We follow a simple stock market investing strategy: stay invested in stocks as long as you don’t expect a recession within the next 6-12 months. Tactically, we also aim to short the stock market as a recession approaches.
However, timing the stock market top is notoriously difficult. Selling stocks in anticipation of a recession could cause you to miss the last leg of the bull market, while short-selling stocks prematurely is very risky due to “short squeeze”.
Yet, we believe that the probability of a US recession within the next 12 months is very high, and thus the stock market (SPY) is near the turning point – and we will attempt to time it.
Fundamentally, the stock market rises in anticipation of future earnings growth, which in-turn is a derivative of an economic growth. During recessions corporate earnings decline, and credit risk rises as some companies default, thus, stock prices fall.
We look at the PE ratio as a measure of expected earnings growth as embedded in stock prices. The average PE ratio for S&P 500 is around 15-16 times, which translates into an average GDP growth of 2-3%. Currently, the PE ratio for S&P 500 is around 22 times – which means that earnings growth expectations are well above the historical average, and thus, the expected GDP growth is also well above the historical average.
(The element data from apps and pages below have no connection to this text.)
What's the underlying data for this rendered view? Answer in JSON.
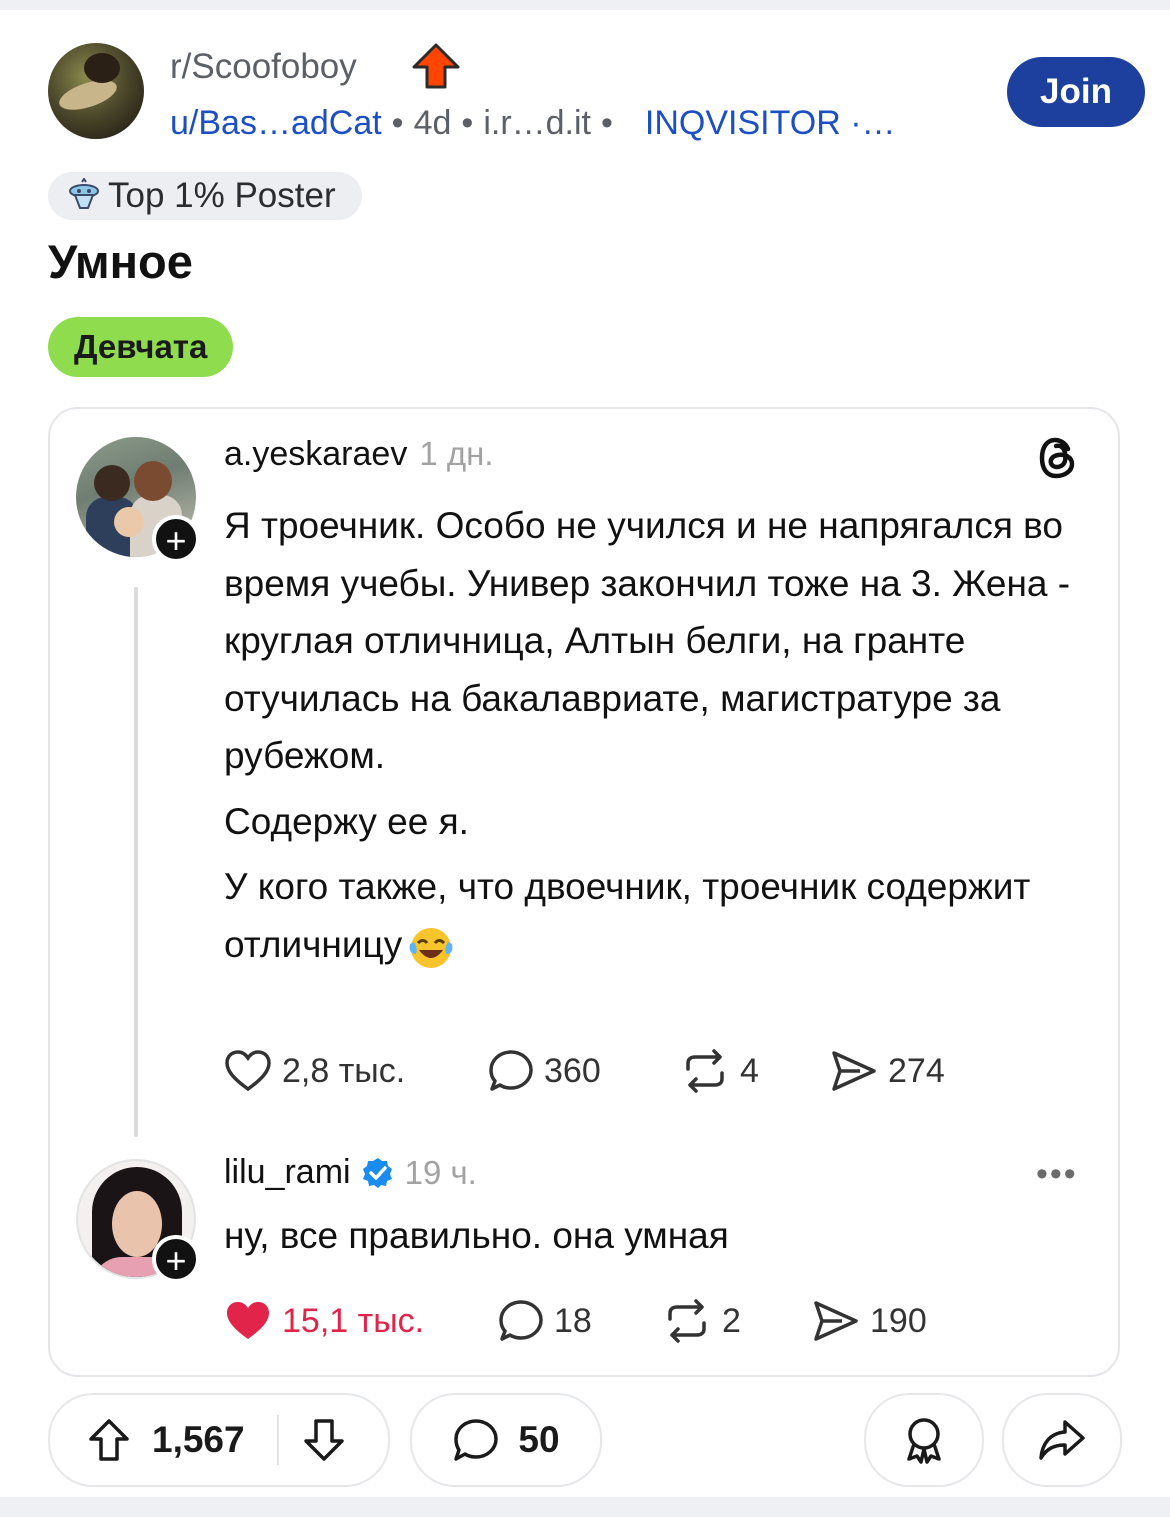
{
  "header": {
    "subreddit": "r/Scoofoboy",
    "meta_user": "u/Bas…adCat",
    "meta_age": "4d",
    "meta_domain": "i.r…d.it",
    "meta_flair_user": "INQVISITOR ·…",
    "join_label": "Join"
  },
  "badge": {
    "label": "Top 1% Poster"
  },
  "post": {
    "title": "Умное",
    "flair": "Девчата"
  },
  "embed": {
    "post1": {
      "username": "a.yeskaraev",
      "time": "1 дн.",
      "body_p1": "Я троечник. Особо не учился и не напрягался во время учебы. Универ закончил тоже на 3. Жена - круглая отличница, Алтын белги, на гранте отучилась на бакалавриате, магистратуре за рубежом.",
      "body_p2": "Содержу ее я.",
      "body_p3": "У кого также, что двоечник, троечник содержит отличницу",
      "likes": "2,8 тыс.",
      "replies": "360",
      "reposts": "4",
      "shares": "274",
      "plus": "+"
    },
    "post2": {
      "username": "lilu_rami",
      "time": "19 ч.",
      "body": "ну, все правильно. она умная",
      "likes": "15,1 тыс.",
      "replies": "18",
      "reposts": "2",
      "shares": "190",
      "plus": "+",
      "more": "•••"
    }
  },
  "actions": {
    "upvotes": "1,567",
    "comments": "50"
  },
  "colors": {
    "brand_blue": "#1d3f9e",
    "link_blue": "#1d4fc4",
    "flair_green": "#8fdc4e",
    "like_red": "#e0244a",
    "upvote_orange": "#ff4500"
  },
  "icons": [
    "upvote-arrow-icon",
    "snoo-badge-icon",
    "threads-logo-icon",
    "heart-icon",
    "reply-bubble-icon",
    "repost-icon",
    "send-icon",
    "verified-icon",
    "more-icon",
    "upvote-icon",
    "downvote-icon",
    "comment-icon",
    "award-icon",
    "share-icon"
  ]
}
We look at the Yield Curve Spread as a measure of expected GDP growth as embedded in US Treasury Bond prices. Specifically, we pay close attention to an inverted Yield Curve – which implies a negative expected economic growth or a recession. Historically, a negative Yield Curve Spread had preceded each recession. Currently, we have a negative yield curve spread between the 5Y Treasury Bond and the 2Y Treasury Bond, while other parts of the yield curve have been occasionally inverted since March as well. Thus, the bond market is currently forecasting a recession.
We believe that the stock market growth expectations are irrational, mainly due to the ignored spillover effects of the trade war, and already slowing global economy. In fact, the stock market predictions are based on extrapolation of past trends and policies, such as the 2017 fiscal stimulus. Thus, the probability of the stock market sell-off and the bear market is very high, as the reality sets in. Practically, the only problem is predicting the timing of the actual stock market top.
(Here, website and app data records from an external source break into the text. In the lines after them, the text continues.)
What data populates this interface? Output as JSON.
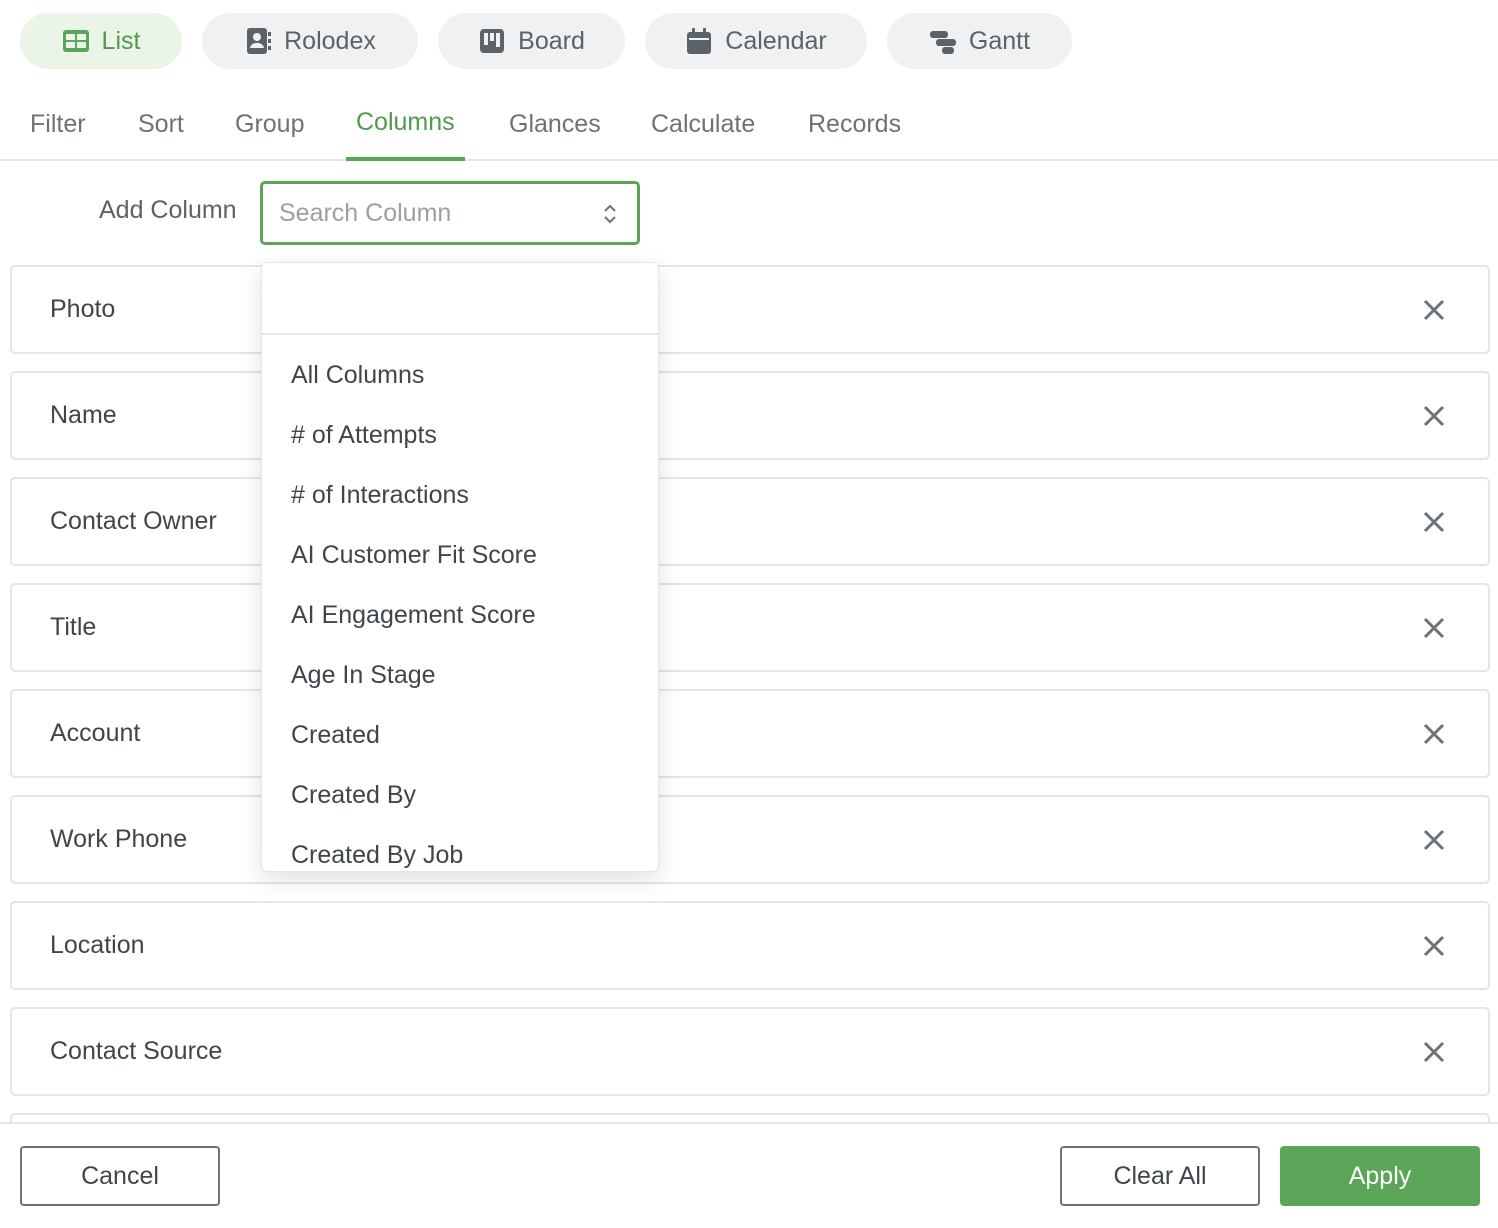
{
  "views": [
    {
      "label": "List",
      "icon": "list-view-icon",
      "active": true
    },
    {
      "label": "Rolodex",
      "icon": "rolodex-icon",
      "active": false
    },
    {
      "label": "Board",
      "icon": "board-icon",
      "active": false
    },
    {
      "label": "Calendar",
      "icon": "calendar-icon",
      "active": false
    },
    {
      "label": "Gantt",
      "icon": "gantt-icon",
      "active": false
    }
  ],
  "tabs": [
    {
      "label": "Filter"
    },
    {
      "label": "Sort"
    },
    {
      "label": "Group"
    },
    {
      "label": "Columns",
      "active": true
    },
    {
      "label": "Glances"
    },
    {
      "label": "Calculate"
    },
    {
      "label": "Records"
    }
  ],
  "add_column": {
    "label": "Add Column",
    "placeholder": "Search Column"
  },
  "columns": [
    {
      "label": "Photo"
    },
    {
      "label": "Name"
    },
    {
      "label": "Contact Owner"
    },
    {
      "label": "Title"
    },
    {
      "label": "Account"
    },
    {
      "label": "Work Phone"
    },
    {
      "label": "Location"
    },
    {
      "label": "Contact Source"
    }
  ],
  "dropdown": {
    "options": [
      "All Columns",
      "# of Attempts",
      "# of Interactions",
      "AI Customer Fit Score",
      "AI Engagement Score",
      "Age In Stage",
      "Created",
      "Created By",
      "Created By Job"
    ]
  },
  "footer": {
    "cancel": "Cancel",
    "clear_all": "Clear All",
    "apply": "Apply"
  },
  "colors": {
    "accent": "#5aa557",
    "active_pill_bg": "#eaf5e8"
  }
}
Technical pricing process
We follow the S&P 500 (SPY) since the 2016 election, and analyse the pricing process in the chart below:
Peak 1: S&P 500 rose in expectations of US fiscal stimulus and peaked in January 2018 shortly after the fiscal stimulus was passed in Dec 2017. This point is market as Peak 1 on the chart, and reflects the profit taking of advanced pricing of US fiscal stimulus.
Peak 2: After the brief correction, the SPY continued to rise in response to strong economic data. However, the Fed was aggressively increasing interest rates also in response to the strong economy until October 2018, when it appeared that the Fed was willing to hike “beyond the neutral rate”. Thus, in response to the potential Fed error and the feared Fed-caused recession the stock market significantly corrected into January 2019. This point is marked as Peak 2 on the chart, and reflects an overly hawkish Fed.
Peak 3: The Fed reversed the course and instead of increasing interest rates resorted to decreasing interest rates. Thus, the stock market resumed the uptrend due to the “protective Fed put”. The Fed is still in the dovish mode and the stock market is near the all-time highs. This point is marked as Peak 3, and reflects primarily the “protective Fed put”.
To put it all together, the stock market priced the US fiscal stimulus, the delayed effects of Fed’s hiking cycle, and the expected effect of the Fed’s subsequent easing cycle.
What’s not priced in the stock market?
The stock market at this point is not pricing the negative effects of US-China trade war, and already slowing global economy, mainly due to the fact that US economy remains relatively unaffected. Yes, the daily trade headlines are causing stock market volatility, but each sell-off is bought and the PE ratio remains highly elevated.
On the other hand, the bond market is reflecting the global economic reality and pricing a recession. Thus, we have an apparent market inefficiency, which creates a major tactical trading opportunity.
Clearly, the resolution to an apparent market inefficiency will evident as either 1) the US economy starts slowing down significantly enough to force the stock market to lower the growth expectations, which could result in a 30% stock market drop, just to adjust the PE ratio to a historical average, or 2) policies are enacted (for example trade deal with removal of tariffs) to avert the global slowdown, in which case the bond prices would have to upgrade the growth expectations.
Timing the top
Our bias is that US economic data will start to deteriorate, and that policymakers will be unable to prevent the recession. Thus, we are timing the stock market top. Our timing method involves monitoring the news flow, and the financial market reaction, in context of important support-resistance levels. At this point, given that there is some policy uncertainty and early noisy data, we are not calling for the stock market top yet. However, we will continuously update our opinion. Follow us.